── Source records ──
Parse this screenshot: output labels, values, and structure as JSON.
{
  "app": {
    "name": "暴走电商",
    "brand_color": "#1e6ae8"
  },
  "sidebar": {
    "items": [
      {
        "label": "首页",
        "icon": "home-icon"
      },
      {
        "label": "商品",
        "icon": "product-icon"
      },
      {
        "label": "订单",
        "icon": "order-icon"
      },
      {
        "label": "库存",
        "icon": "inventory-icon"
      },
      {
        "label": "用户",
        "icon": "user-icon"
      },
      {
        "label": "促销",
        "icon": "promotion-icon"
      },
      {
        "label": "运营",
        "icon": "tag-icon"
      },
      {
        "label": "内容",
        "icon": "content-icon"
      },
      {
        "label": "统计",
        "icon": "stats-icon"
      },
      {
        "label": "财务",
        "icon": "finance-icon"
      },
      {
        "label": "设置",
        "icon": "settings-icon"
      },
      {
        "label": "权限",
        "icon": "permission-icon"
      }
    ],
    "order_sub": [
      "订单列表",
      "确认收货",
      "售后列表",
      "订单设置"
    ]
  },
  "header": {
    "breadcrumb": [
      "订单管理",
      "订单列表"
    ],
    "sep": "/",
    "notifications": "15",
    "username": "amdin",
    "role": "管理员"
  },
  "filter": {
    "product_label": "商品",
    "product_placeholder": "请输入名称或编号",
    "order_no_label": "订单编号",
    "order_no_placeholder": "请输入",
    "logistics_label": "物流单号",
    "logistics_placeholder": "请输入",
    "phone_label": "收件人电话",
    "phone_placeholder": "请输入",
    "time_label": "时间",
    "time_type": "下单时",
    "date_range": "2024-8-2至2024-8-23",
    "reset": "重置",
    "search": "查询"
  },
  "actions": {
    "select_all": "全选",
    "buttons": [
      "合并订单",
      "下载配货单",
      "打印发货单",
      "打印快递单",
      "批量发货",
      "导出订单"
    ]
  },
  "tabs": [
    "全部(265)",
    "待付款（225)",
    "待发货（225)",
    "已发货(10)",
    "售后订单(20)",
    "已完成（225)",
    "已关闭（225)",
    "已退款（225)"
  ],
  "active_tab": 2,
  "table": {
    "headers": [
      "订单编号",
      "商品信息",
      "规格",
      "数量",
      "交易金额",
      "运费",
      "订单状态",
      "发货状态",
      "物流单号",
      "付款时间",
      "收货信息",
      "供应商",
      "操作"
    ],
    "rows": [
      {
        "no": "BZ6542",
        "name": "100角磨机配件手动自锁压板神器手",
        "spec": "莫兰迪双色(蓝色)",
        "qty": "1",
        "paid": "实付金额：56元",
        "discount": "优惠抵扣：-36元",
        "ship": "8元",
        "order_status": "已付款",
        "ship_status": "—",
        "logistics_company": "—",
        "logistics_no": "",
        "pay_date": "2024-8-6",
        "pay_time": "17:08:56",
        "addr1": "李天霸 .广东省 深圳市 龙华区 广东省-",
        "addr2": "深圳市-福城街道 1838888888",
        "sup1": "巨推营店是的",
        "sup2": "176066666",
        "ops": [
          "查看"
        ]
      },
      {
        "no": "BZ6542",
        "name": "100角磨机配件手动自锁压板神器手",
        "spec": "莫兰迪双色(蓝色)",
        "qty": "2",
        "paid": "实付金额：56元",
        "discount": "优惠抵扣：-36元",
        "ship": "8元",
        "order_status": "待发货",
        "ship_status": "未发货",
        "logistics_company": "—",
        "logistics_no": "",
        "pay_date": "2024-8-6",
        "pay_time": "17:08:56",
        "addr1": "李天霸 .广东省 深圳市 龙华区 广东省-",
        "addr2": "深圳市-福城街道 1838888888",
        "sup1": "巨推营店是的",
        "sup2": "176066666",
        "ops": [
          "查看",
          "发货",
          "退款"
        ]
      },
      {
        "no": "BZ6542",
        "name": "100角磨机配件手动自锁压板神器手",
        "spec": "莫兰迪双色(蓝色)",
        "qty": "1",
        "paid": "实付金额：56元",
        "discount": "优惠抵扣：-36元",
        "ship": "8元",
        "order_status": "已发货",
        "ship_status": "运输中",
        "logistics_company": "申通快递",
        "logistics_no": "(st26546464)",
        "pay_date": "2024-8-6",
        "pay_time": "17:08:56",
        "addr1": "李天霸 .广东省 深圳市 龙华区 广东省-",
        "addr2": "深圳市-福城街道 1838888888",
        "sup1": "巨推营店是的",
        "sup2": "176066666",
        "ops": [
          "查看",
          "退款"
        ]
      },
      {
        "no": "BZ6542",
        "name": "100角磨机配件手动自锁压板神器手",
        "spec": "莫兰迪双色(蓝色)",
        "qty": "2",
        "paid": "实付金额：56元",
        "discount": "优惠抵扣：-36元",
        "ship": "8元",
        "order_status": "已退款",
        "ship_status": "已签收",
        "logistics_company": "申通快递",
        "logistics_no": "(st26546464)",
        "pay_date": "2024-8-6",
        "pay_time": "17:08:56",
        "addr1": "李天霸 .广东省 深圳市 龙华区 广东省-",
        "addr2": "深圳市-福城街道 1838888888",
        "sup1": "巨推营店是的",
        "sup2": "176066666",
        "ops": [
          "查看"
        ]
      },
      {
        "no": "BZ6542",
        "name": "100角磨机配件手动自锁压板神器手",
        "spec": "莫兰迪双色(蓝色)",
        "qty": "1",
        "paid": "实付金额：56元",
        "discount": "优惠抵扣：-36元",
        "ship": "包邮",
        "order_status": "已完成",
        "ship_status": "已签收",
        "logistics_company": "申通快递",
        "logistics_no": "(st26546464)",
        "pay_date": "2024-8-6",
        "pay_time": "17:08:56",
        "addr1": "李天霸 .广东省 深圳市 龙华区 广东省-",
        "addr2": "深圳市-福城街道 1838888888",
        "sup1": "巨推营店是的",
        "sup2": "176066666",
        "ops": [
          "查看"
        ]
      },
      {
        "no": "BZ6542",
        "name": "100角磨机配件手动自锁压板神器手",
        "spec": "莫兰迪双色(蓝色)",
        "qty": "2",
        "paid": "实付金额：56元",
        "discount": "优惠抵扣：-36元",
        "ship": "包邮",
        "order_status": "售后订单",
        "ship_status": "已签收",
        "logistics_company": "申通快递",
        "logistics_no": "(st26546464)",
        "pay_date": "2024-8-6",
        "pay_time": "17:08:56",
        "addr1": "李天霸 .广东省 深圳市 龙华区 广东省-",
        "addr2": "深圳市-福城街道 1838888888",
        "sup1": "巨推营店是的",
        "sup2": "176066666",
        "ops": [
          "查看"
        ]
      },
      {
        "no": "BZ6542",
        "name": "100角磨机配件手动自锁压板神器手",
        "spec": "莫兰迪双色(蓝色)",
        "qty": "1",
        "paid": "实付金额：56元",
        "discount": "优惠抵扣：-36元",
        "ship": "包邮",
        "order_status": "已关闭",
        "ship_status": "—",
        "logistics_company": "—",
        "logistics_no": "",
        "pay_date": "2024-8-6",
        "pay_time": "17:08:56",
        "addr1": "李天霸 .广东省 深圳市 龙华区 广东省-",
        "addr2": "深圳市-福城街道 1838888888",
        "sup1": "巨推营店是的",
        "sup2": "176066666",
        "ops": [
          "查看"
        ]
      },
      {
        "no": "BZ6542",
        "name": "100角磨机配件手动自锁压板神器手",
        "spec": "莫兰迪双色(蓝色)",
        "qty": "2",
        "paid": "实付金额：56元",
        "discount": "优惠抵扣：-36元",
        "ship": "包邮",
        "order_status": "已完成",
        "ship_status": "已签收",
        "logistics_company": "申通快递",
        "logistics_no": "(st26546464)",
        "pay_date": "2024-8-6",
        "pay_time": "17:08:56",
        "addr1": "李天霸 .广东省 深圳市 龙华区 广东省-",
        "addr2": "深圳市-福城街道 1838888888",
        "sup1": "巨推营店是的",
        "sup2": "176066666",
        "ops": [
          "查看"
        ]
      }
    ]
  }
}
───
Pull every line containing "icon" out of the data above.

Response below –
        "icon": "home-icon"
        "icon": "product-icon"
        "icon": "order-icon"
        "icon": "inventory-icon"
        "icon": "user-icon"
        "icon": "promotion-icon"
        "icon": "tag-icon"
        "icon": "content-icon"
        "icon": "stats-icon"
        "icon": "finance-icon"
        "icon": "settings-icon"
        "icon": "permission-icon"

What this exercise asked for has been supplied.